§ **WHAT YOU ARE ASKED TO DO**
Keep the pictures out of the copy and repeat the records exactly.

§ **AVAILABLE DATA**

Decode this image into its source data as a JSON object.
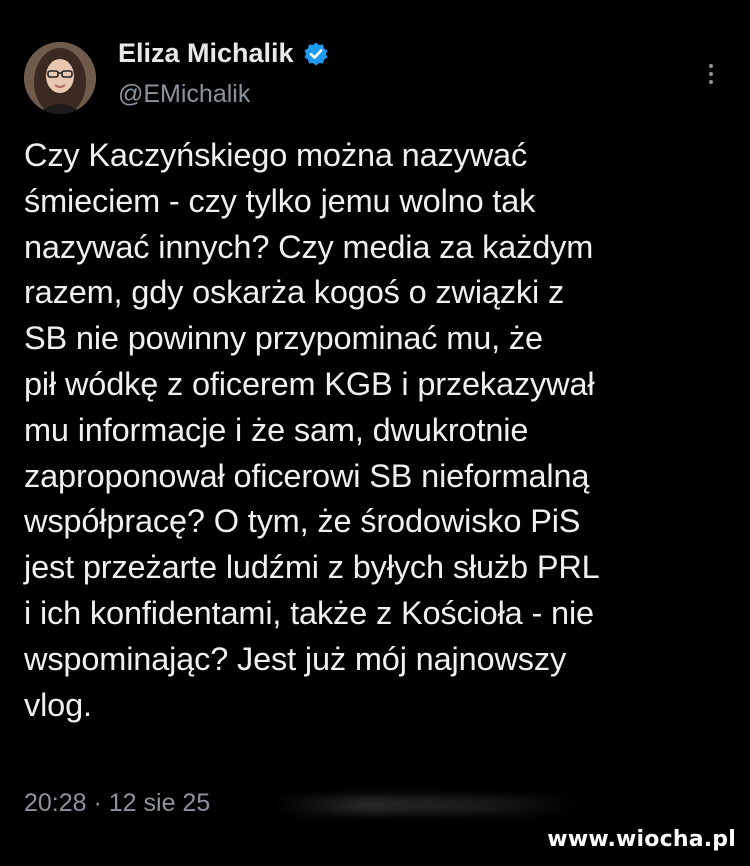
{
  "author": {
    "name": "Eliza Michalik",
    "handle": "@EMichalik",
    "verified_icon": "verified-badge-icon",
    "avatar_icon": "avatar-photo"
  },
  "more_icon": "more-vertical-icon",
  "tweet": {
    "lines": [
      "Czy Kaczyńskiego można nazywać",
      "śmieciem - czy tylko jemu wolno tak",
      "nazywać innych? Czy media za każdym",
      "razem, gdy oskarża kogoś o związki z",
      "SB nie powinny przypominać mu, że",
      "pił wódkę z oficerem KGB i przekazywał",
      "mu informacje i że sam, dwukrotnie",
      "zaproponował oficerowi SB nieformalną",
      "współpracę? O tym, że środowisko PiS",
      "jest przeżarte ludźmi z byłych służb PRL",
      "i ich konfidentami, także z Kościoła - nie",
      "wspominając? Jest już mój najnowszy",
      "vlog."
    ]
  },
  "timestamp": "20:28 · 12 sie 25",
  "watermark": "www.wiocha.pl",
  "colors": {
    "background": "#000000",
    "text": "#e7e9ea",
    "secondary": "#8b949c",
    "verified": "#1d9bf0"
  }
}
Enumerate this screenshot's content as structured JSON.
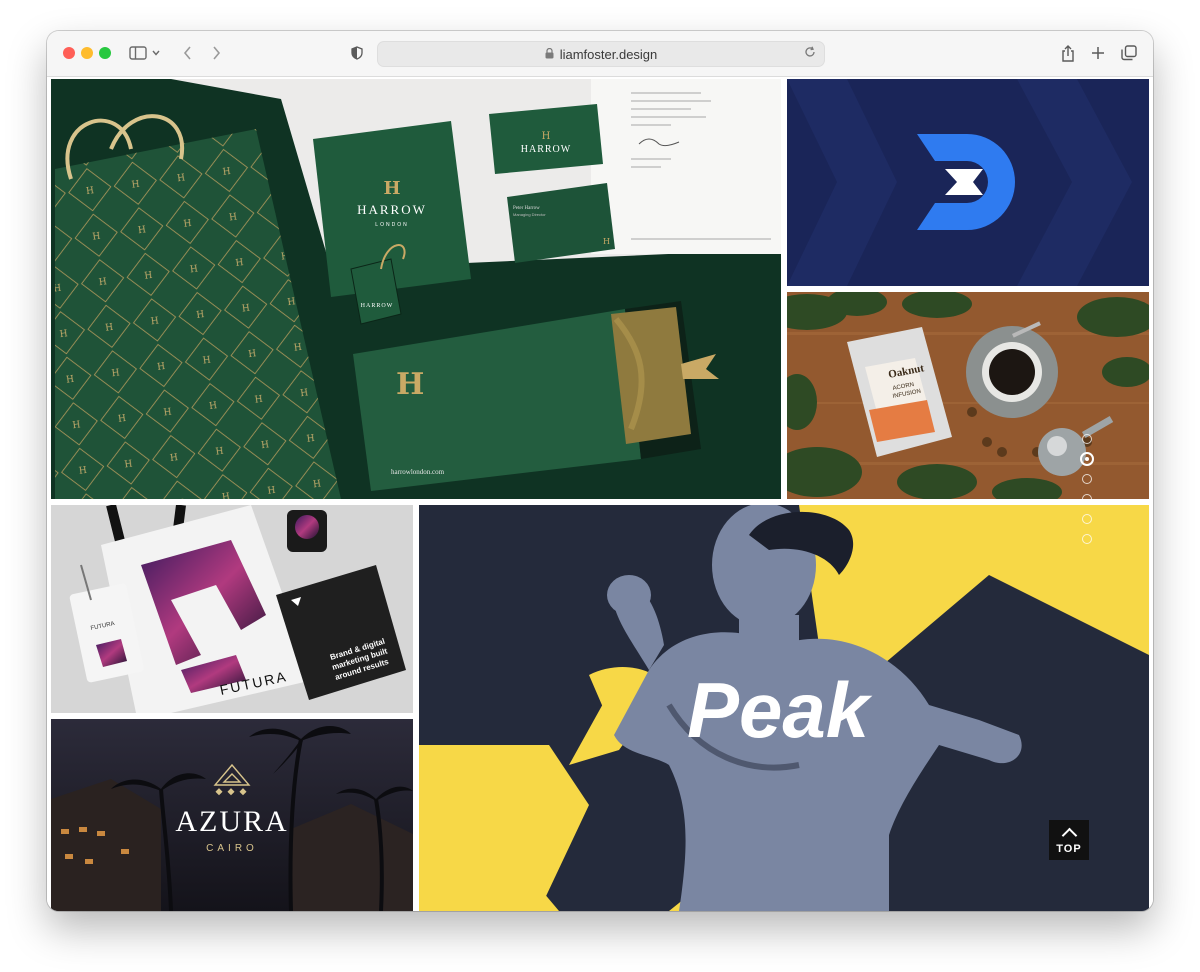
{
  "browser": {
    "url": "liamfoster.design",
    "colors": {
      "close": "#ff5f57",
      "minimize": "#febc2e",
      "zoom": "#28c840"
    }
  },
  "portfolio": {
    "harrow": {
      "brand": "HARROW",
      "sub": "LONDON",
      "monogram": "H",
      "website": "harrowlondon.com",
      "card_name": "Peter Harrow",
      "card_role": "Managing Director"
    },
    "drift": {
      "colors": {
        "bg": "#1a2558",
        "logo": "#2f7bf0"
      }
    },
    "oaknut": {
      "brand": "Oaknut",
      "product_line1": "ACORN",
      "product_line2": "INFUSION"
    },
    "futura": {
      "brand": "FUTURA",
      "tagline_line1": "Brand & digital",
      "tagline_line2": "marketing built",
      "tagline_line3": "around results"
    },
    "azura": {
      "brand": "AZURA",
      "city": "CAIRO"
    },
    "peak": {
      "brand": "Peak",
      "colors": {
        "navy": "#242a3b",
        "yellow": "#f7d847"
      }
    }
  },
  "slider": {
    "count": 6,
    "active_index": 1
  },
  "top_button": {
    "label": "TOP"
  }
}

§ **TASK RESULT**
Decode this image into its source data as a JSON object.
{
  "author": {
    "name": "Eliza Michalik",
    "handle": "@EMichalik",
    "verified_icon": "verified-badge-icon",
    "avatar_icon": "avatar-photo"
  },
  "more_icon": "more-vertical-icon",
  "tweet": {
    "lines": [
      "Czy Kaczyńskiego można nazywać",
      "śmieciem - czy tylko jemu wolno tak",
      "nazywać innych? Czy media za każdym",
      "razem, gdy oskarża kogoś o związki z",
      "SB nie powinny przypominać mu, że",
      "pił wódkę z oficerem KGB i przekazywał",
      "mu informacje i że sam, dwukrotnie",
      "zaproponował oficerowi SB nieformalną",
      "współpracę? O tym, że środowisko PiS",
      "jest przeżarte ludźmi z byłych służb PRL",
      "i ich konfidentami, także z Kościoła - nie",
      "wspominając? Jest już mój najnowszy",
      "vlog."
    ]
  },
  "timestamp": "20:28 · 12 sie 25",
  "watermark": "www.wiocha.pl",
  "colors": {
    "background": "#000000",
    "text": "#e7e9ea",
    "secondary": "#8b949c",
    "verified": "#1d9bf0"
  }
}
Enumerate this screenshot's content as structured JSON.
{
  "browser": {
    "url": "liamfoster.design",
    "colors": {
      "close": "#ff5f57",
      "minimize": "#febc2e",
      "zoom": "#28c840"
    }
  },
  "portfolio": {
    "harrow": {
      "brand": "HARROW",
      "sub": "LONDON",
      "monogram": "H",
      "website": "harrowlondon.com",
      "card_name": "Peter Harrow",
      "card_role": "Managing Director"
    },
    "drift": {
      "colors": {
        "bg": "#1a2558",
        "logo": "#2f7bf0"
      }
    },
    "oaknut": {
      "brand": "Oaknut",
      "product_line1": "ACORN",
      "product_line2": "INFUSION"
    },
    "futura": {
      "brand": "FUTURA",
      "tagline_line1": "Brand & digital",
      "tagline_line2": "marketing built",
      "tagline_line3": "around results"
    },
    "azura": {
      "brand": "AZURA",
      "city": "CAIRO"
    },
    "peak": {
      "brand": "Peak",
      "colors": {
        "navy": "#242a3b",
        "yellow": "#f7d847"
      }
    }
  },
  "slider": {
    "count": 6,
    "active_index": 1
  },
  "top_button": {
    "label": "TOP"
  }
}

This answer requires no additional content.